**ACTION ITEM**
Counting every line in the entries below where the word "focused" occurs, report how many there are. Give only that number.

Excerpts from a dataset:

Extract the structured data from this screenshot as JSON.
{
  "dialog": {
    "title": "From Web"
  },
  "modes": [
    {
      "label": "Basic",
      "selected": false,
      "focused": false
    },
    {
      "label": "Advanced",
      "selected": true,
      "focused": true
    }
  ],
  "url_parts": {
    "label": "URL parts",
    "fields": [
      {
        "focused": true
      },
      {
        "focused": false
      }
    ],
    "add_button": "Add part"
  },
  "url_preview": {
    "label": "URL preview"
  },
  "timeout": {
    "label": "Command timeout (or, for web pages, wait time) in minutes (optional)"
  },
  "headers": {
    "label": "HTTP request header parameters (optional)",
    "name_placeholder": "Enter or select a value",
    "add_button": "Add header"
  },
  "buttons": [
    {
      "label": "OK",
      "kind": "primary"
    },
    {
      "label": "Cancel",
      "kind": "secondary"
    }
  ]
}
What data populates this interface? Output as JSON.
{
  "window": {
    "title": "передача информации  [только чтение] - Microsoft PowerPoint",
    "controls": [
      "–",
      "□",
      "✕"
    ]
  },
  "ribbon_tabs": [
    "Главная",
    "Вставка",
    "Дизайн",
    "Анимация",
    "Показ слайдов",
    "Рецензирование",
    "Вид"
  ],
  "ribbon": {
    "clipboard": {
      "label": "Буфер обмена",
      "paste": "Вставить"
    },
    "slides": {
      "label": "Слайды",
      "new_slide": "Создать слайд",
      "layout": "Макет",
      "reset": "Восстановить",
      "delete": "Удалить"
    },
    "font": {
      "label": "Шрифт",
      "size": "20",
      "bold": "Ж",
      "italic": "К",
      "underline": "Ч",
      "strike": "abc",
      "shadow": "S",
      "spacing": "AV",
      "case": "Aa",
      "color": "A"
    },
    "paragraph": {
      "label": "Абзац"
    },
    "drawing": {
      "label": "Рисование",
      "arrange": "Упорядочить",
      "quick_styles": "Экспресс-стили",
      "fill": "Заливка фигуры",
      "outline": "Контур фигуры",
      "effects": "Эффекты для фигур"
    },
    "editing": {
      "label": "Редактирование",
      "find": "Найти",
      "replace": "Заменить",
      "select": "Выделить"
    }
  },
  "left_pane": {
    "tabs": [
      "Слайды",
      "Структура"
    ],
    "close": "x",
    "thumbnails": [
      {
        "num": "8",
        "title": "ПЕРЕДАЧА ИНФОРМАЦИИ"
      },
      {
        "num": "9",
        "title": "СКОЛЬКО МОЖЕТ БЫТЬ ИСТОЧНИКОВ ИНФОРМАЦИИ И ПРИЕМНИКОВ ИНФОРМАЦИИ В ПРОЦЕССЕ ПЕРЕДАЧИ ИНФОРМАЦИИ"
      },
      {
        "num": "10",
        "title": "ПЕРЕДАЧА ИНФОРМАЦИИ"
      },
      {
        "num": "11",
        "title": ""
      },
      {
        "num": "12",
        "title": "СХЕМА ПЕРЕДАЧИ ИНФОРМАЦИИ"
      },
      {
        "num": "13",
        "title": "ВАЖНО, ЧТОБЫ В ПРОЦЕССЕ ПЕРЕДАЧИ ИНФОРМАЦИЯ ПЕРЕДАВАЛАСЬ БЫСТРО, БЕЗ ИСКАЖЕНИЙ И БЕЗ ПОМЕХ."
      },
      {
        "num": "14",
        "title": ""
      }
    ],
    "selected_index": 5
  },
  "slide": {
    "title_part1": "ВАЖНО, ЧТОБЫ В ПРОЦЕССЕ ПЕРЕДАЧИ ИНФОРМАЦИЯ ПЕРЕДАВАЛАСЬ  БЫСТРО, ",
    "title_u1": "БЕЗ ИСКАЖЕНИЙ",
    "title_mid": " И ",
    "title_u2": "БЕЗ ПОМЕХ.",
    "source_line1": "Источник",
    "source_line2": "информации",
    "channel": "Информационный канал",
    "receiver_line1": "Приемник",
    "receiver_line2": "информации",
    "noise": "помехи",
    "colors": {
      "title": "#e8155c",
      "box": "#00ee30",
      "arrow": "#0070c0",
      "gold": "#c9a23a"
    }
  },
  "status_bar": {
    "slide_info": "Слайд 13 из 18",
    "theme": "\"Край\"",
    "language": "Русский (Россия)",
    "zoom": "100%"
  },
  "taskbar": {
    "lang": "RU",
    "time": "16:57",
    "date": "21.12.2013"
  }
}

**SOLVED PROBLEM**
4